[Your goal]
Count the lines below that include the word "data" and write that number alone.

[Web page and app entries]

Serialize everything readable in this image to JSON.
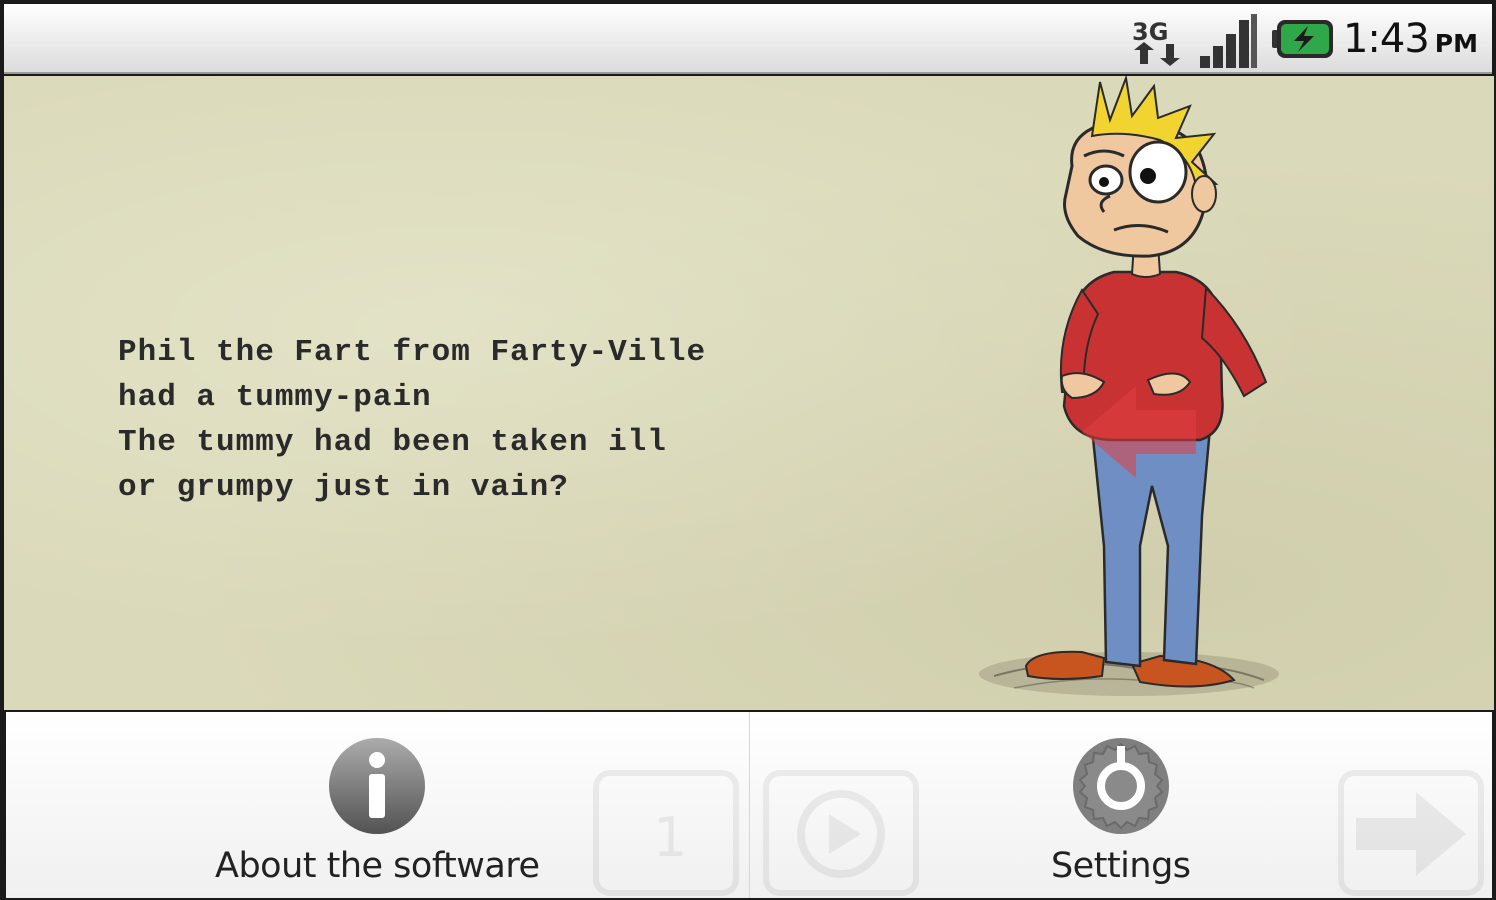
{
  "status_bar": {
    "network_label": "3G",
    "time": "1:43",
    "ampm": "PM",
    "icons": [
      "3g-data-icon",
      "signal-strength-icon",
      "battery-charging-icon"
    ]
  },
  "story": {
    "lines": [
      "Phil the Fart from Farty-Ville",
      "had a tummy-pain",
      "The tummy had been taken ill",
      "or grumpy just in vain?"
    ]
  },
  "menu": {
    "items": [
      {
        "label": "About the software",
        "icon": "info-icon"
      },
      {
        "label": "Settings",
        "icon": "settings-icon"
      }
    ]
  },
  "colors": {
    "page_bg": "#dad9b9",
    "text": "#2a2a2a",
    "menu_icon": "#7f7f7f"
  }
}
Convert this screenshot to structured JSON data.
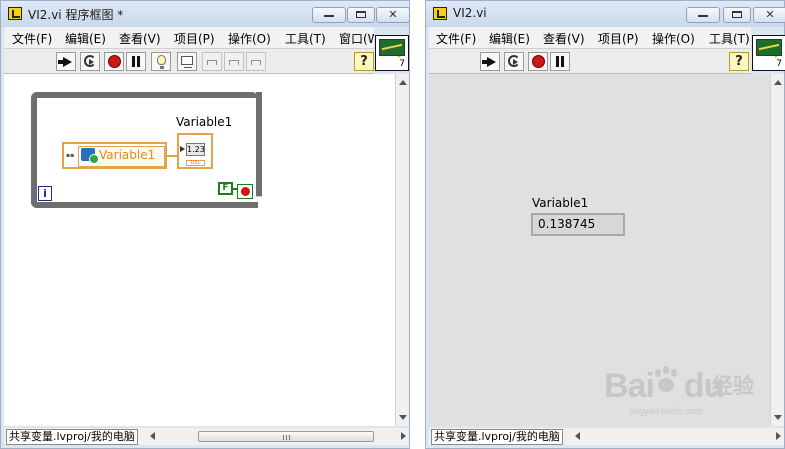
{
  "left_window": {
    "title": "VI2.vi 程序框图 *",
    "menus": [
      "文件(F)",
      "编辑(E)",
      "查看(V)",
      "项目(P)",
      "操作(O)",
      "工具(T)",
      "窗口(W)"
    ],
    "status_path": "共享变量.lvproj/我的电脑",
    "icon_number": "7"
  },
  "right_window": {
    "title": "VI2.vi",
    "menus": [
      "文件(F)",
      "编辑(E)",
      "查看(V)",
      "项目(P)",
      "操作(O)",
      "工具(T)"
    ],
    "status_path": "共享变量.lvproj/我的电脑",
    "icon_number": "7"
  },
  "help_label": "?",
  "block_diagram": {
    "shared_variable_label": "Variable1",
    "indicator_label": "Variable1",
    "indicator_numeric": "1.23",
    "indicator_type": "DBL",
    "iteration_label": "i",
    "false_constant": "F"
  },
  "front_panel": {
    "indicator_label": "Variable1",
    "indicator_value": "0.138745"
  },
  "watermark": {
    "brand_left": "Bai",
    "brand_right": "du",
    "brand_cn": "经验",
    "url": "jingyan.baidu.com"
  },
  "colors": {
    "wire_orange": "#e2a34a",
    "loop_gray": "#6e6e6e",
    "boolean_green": "#1b7e1b",
    "stop_red": "#d21616"
  }
}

[Response area]
2